◆ **Material for this task**:

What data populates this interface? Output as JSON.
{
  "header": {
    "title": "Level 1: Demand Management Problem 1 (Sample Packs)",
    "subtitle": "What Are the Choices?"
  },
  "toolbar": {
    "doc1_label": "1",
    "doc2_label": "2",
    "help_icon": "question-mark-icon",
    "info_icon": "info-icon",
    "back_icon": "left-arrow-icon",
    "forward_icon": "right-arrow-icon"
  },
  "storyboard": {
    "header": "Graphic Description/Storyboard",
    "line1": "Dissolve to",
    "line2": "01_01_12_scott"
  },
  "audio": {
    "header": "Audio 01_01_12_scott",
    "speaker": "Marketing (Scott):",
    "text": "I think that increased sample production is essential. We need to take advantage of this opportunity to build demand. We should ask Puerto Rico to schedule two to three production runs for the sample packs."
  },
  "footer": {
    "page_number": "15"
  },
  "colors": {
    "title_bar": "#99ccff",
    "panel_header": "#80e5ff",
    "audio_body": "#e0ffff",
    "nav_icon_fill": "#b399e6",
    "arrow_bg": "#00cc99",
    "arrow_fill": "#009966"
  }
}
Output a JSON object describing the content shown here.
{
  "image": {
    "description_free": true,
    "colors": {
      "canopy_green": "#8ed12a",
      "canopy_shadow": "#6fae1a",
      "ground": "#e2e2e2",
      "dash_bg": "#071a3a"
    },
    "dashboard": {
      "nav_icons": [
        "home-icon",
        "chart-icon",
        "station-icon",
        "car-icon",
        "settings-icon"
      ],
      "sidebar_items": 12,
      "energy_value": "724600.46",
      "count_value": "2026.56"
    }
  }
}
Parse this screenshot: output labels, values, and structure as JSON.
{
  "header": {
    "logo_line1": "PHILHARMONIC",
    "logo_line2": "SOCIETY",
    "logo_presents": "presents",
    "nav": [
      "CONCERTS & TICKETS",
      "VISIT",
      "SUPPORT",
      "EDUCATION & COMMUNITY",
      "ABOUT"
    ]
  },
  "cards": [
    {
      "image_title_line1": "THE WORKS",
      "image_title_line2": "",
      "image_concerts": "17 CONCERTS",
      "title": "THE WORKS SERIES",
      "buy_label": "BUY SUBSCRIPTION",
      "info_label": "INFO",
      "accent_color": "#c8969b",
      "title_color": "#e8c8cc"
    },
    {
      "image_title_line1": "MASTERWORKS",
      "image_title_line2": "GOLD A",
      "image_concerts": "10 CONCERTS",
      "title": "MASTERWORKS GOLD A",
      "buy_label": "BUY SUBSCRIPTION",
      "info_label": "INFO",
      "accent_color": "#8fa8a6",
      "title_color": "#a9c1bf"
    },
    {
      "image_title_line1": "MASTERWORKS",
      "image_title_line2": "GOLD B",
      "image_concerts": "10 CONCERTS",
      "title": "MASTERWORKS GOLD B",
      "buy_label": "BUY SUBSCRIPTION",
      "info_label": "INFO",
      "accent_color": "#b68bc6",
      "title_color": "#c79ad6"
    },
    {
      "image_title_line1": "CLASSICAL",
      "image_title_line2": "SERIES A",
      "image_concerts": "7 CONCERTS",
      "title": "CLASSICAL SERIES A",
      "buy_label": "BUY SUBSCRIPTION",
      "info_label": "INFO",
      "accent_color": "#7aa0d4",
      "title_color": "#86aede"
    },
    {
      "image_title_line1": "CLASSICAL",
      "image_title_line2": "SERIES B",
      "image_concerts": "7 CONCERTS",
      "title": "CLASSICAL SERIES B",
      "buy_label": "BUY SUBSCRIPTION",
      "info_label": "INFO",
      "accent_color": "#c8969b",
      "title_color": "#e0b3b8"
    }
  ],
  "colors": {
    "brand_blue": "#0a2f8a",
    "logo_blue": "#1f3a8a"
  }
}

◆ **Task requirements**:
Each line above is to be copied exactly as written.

◆ **Answer box**:
What data populates this interface? Output as JSON.
{
  "header": {
    "title": "Level 1: Demand Management Problem 1 (Sample Packs)",
    "subtitle": "What Are the Choices?"
  },
  "toolbar": {
    "doc1_label": "1",
    "doc2_label": "2",
    "help_icon": "question-mark-icon",
    "info_icon": "info-icon",
    "back_icon": "left-arrow-icon",
    "forward_icon": "right-arrow-icon"
  },
  "storyboard": {
    "header": "Graphic Description/Storyboard",
    "line1": "Dissolve to",
    "line2": "01_01_12_scott"
  },
  "audio": {
    "header": "Audio 01_01_12_scott",
    "speaker": "Marketing (Scott):",
    "text": "I think that increased sample production is essential. We need to take advantage of this opportunity to build demand. We should ask Puerto Rico to schedule two to three production runs for the sample packs."
  },
  "footer": {
    "page_number": "15"
  },
  "colors": {
    "title_bar": "#99ccff",
    "panel_header": "#80e5ff",
    "audio_body": "#e0ffff",
    "nav_icon_fill": "#b399e6",
    "arrow_bg": "#00cc99",
    "arrow_fill": "#009966"
  }
}
Output a JSON object describing the content shown here.
{
  "image": {
    "description_free": true,
    "colors": {
      "canopy_green": "#8ed12a",
      "canopy_shadow": "#6fae1a",
      "ground": "#e2e2e2",
      "dash_bg": "#071a3a"
    },
    "dashboard": {
      "nav_icons": [
        "home-icon",
        "chart-icon",
        "station-icon",
        "car-icon",
        "settings-icon"
      ],
      "sidebar_items": 12,
      "energy_value": "724600.46",
      "count_value": "2026.56"
    }
  }
}
Parse this screenshot: output labels, values, and structure as JSON.
{
  "header": {
    "logo_line1": "PHILHARMONIC",
    "logo_line2": "SOCIETY",
    "logo_presents": "presents",
    "nav": [
      "CONCERTS & TICKETS",
      "VISIT",
      "SUPPORT",
      "EDUCATION & COMMUNITY",
      "ABOUT"
    ]
  },
  "cards": [
    {
      "image_title_line1": "THE WORKS",
      "image_title_line2": "",
      "image_concerts": "17 CONCERTS",
      "title": "THE WORKS SERIES",
      "buy_label": "BUY SUBSCRIPTION",
      "info_label": "INFO",
      "accent_color": "#c8969b",
      "title_color": "#e8c8cc"
    },
    {
      "image_title_line1": "MASTERWORKS",
      "image_title_line2": "GOLD A",
      "image_concerts": "10 CONCERTS",
      "title": "MASTERWORKS GOLD A",
      "buy_label": "BUY SUBSCRIPTION",
      "info_label": "INFO",
      "accent_color": "#8fa8a6",
      "title_color": "#a9c1bf"
    },
    {
      "image_title_line1": "MASTERWORKS",
      "image_title_line2": "GOLD B",
      "image_concerts": "10 CONCERTS",
      "title": "MASTERWORKS GOLD B",
      "buy_label": "BUY SUBSCRIPTION",
      "info_label": "INFO",
      "accent_color": "#b68bc6",
      "title_color": "#c79ad6"
    },
    {
      "image_title_line1": "CLASSICAL",
      "image_title_line2": "SERIES A",
      "image_concerts": "7 CONCERTS",
      "title": "CLASSICAL SERIES A",
      "buy_label": "BUY SUBSCRIPTION",
      "info_label": "INFO",
      "accent_color": "#7aa0d4",
      "title_color": "#86aede"
    },
    {
      "image_title_line1": "CLASSICAL",
      "image_title_line2": "SERIES B",
      "image_concerts": "7 CONCERTS",
      "title": "CLASSICAL SERIES B",
      "buy_label": "BUY SUBSCRIPTION",
      "info_label": "INFO",
      "accent_color": "#c8969b",
      "title_color": "#e0b3b8"
    }
  ],
  "colors": {
    "brand_blue": "#0a2f8a",
    "logo_blue": "#1f3a8a"
  }
}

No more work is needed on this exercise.